A few weeks ago I presented a tentative model for how lactose tolerance (the ability of adults to digest milk easily and efficiently) spread throughout the world. Here is what I offered:
1) A haplotype block, A, associated with the LCT gene, and a particular SNP on that block, -13910*T, is responsible for Eurasian lactose tolerance (here are some numbers across populations)
2) In African populations which are lactose tolerant this haplotype, A, and the SNP, -13910*T, are not always found.
3) This implies that separate mutational events resulted in alternative genetic strategies which maintained lactose digestion in adults across the Old World.
A new paper adds more nuance, and makes me retract my simple model. From the abstract:

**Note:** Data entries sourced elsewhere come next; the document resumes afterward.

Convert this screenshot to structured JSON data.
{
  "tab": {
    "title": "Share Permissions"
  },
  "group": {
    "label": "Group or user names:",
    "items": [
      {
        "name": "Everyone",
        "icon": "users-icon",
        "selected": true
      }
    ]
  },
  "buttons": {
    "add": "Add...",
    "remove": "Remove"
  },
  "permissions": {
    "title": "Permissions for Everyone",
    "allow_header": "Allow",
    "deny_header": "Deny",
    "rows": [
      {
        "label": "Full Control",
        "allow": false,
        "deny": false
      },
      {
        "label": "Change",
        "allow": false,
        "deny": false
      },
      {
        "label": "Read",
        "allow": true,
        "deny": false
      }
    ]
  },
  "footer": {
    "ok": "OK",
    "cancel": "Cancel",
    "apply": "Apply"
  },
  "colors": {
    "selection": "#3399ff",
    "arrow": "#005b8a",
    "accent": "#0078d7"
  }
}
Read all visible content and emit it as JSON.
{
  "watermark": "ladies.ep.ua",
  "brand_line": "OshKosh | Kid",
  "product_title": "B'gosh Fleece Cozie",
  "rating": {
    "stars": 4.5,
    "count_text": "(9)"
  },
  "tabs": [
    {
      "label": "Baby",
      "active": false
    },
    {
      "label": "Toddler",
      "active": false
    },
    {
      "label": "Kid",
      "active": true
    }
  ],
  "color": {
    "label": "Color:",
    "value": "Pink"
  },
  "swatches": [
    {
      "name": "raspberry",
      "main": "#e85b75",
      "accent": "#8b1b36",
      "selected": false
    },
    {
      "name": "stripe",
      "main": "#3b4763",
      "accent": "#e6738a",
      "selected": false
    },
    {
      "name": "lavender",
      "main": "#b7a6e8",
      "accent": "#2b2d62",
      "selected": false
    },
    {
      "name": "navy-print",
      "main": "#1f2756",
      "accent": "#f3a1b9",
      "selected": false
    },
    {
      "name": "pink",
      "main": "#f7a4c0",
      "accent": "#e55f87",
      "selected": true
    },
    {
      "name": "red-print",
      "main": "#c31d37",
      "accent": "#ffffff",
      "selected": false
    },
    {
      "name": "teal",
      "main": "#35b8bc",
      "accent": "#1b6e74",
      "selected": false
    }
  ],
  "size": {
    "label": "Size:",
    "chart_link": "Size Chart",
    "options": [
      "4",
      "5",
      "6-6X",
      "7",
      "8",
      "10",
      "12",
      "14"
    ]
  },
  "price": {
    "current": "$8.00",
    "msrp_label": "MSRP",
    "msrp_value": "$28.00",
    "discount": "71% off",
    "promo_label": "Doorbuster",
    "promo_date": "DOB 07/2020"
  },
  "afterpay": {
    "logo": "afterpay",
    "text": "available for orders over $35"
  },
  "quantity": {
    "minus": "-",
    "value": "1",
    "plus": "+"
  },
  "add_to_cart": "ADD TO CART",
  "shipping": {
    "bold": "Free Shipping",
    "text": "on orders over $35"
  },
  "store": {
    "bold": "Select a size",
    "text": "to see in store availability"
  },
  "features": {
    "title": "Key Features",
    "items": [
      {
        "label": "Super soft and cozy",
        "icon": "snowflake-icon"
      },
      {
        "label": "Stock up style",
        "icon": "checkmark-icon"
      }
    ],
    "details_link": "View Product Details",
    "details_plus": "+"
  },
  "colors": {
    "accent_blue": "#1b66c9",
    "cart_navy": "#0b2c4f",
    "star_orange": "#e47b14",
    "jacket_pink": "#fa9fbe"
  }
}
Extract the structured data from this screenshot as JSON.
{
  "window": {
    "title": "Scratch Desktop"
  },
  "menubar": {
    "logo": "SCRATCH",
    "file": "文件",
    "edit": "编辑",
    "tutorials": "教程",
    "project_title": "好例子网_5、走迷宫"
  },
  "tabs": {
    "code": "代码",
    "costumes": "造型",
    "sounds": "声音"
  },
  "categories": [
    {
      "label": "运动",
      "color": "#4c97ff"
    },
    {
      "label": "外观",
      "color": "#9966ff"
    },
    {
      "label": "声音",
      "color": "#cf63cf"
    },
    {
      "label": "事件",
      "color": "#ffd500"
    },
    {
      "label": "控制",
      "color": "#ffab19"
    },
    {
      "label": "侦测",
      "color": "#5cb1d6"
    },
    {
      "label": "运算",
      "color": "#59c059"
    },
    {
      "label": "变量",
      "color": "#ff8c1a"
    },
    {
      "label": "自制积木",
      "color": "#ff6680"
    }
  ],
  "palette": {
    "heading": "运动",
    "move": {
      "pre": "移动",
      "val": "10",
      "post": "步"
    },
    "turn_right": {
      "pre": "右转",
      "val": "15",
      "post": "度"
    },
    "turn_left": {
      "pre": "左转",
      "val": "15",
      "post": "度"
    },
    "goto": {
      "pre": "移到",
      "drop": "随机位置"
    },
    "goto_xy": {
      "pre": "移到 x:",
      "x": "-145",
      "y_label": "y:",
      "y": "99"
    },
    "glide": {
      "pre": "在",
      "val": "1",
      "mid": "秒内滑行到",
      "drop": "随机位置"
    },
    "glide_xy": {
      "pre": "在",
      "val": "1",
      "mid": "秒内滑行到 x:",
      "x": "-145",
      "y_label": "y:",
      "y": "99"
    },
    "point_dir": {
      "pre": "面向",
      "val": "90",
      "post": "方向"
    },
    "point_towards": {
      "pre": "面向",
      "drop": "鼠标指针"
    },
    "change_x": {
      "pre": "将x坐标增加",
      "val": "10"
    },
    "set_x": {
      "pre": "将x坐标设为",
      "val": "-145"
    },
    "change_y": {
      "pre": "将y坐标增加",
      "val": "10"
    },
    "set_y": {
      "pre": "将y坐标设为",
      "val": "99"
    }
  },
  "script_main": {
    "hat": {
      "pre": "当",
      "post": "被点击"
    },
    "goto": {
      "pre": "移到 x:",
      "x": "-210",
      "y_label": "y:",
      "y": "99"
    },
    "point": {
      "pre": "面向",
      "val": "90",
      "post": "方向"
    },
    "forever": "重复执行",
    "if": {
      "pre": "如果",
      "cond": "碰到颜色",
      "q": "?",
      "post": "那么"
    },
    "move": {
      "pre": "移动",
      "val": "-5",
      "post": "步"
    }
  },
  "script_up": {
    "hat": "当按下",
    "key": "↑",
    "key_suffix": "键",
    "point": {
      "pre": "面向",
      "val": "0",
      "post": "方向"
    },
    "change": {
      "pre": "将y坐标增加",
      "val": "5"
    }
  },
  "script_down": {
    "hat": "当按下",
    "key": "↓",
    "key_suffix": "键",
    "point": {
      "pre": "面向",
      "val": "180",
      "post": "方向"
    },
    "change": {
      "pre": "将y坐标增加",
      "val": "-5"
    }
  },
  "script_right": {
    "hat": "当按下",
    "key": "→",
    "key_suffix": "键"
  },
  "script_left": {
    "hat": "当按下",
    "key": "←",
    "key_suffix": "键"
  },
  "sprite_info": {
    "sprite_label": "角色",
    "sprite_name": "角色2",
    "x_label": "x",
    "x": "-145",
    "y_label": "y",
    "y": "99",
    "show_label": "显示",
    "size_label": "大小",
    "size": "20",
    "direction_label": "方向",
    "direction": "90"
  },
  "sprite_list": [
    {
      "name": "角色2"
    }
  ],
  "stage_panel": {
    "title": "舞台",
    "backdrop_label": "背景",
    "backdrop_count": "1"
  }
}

The -13910*T allele occurs at very high frequency in northern Europeans as part of a very long haplotype (known as A), and promotes binding of the transcription factor Oct-1. However, -13910*T is at very low frequency in many African milk drinking pastoralist groups where lactase persistence phenotype has been reported at high frequency. We report here for the first time, a cohort study of lactose digester and non-digester Sudanese volunteers and show there is no association of -13910*T or the A haplotype with lactase persistence. We support this finding with new genotype/phenotype frequency comparisons in pastoralist groups of eastern African and Middle Eastern origin. Resequencing revealed three new SNPs in close proximity to -13910*T, two of which are within the Oct-1 binding site. The most frequent of these (-13915*G) is associated with lactose tolerance in the cohort study, providing evidence for a cis-acting effect. Despite its location, -13915*G abolishes, rather than enhances Oct-1 binding, indicating that this particular interaction is unlikely to be involved in lactase persistence. This study reveals the complexity of this phenotypic polymorphism and highlights the limitations of C-13910T as a diagnostic test for lactase persistence status, at least for people with non-European ancestry.
There is evidence for a disproportionate number of selective sweeps outside of Africa, and I imagined that the mutation which confers function around LCT to have been one of those sweeps. In Europeans the region around LCT is the largest known haplotype block, suggesting powerful selection that homogenized the genome around it and hasn’t had time to be disrupted by recombination. I am more skeptical now of a singular Eurasian sweep, the data from the Middle Eastern populations suggest that they too have alternative lactose tolerance strategies. Additionally, I was a bit surprised at the geographic granularity of the ability to digest milk, urban Arab populations are far less tolerant than Bedouins (the difference is even greater from what I can tell than between north and south Indians, and more like the variance between north and south Europeans). This makes us consider the special characteristics of northern European diet over the past 10,000 years, as lactose tolerance is nearly ubiquitous in that region (as is the -13910*T SNP). If Middle Eastern populations have their own genetic kis, that suggests to me that that north Indian populations also have their own novel alleles (one point to consider though is that north Indian populations seem to have a far higher percentage of the A haplotype block which is common in Europe). Yann offered that this might be another trait like skin color, multiple genetic variants in multiple regions converging upon the same phenotypic outcome. Finally, if you read the paper closely you’ll note that there are likely gene-gene interaction effects and trans as well as cis acting factors, which might have relevance for dominance vs. additivity across a locus. Things just got a lot more complicated….
Note: If there are different genetic strategies for digesting lactose, does that mean they are all equally fit? No. But, the ability of a mutation to invade and sweep across populations is contingent upon the relative fitness it confers vis-a-vis the population median fitness. One can imagine that even if alleles differ in their fitness despite their ability to confer a common trait (e.g., the European lactose digestion allele being inferior in efficiency to the Middle Eastern one), if the chasm is small enough than stochastic factors might loom large enough to make fixation of the more fit allele far less likely.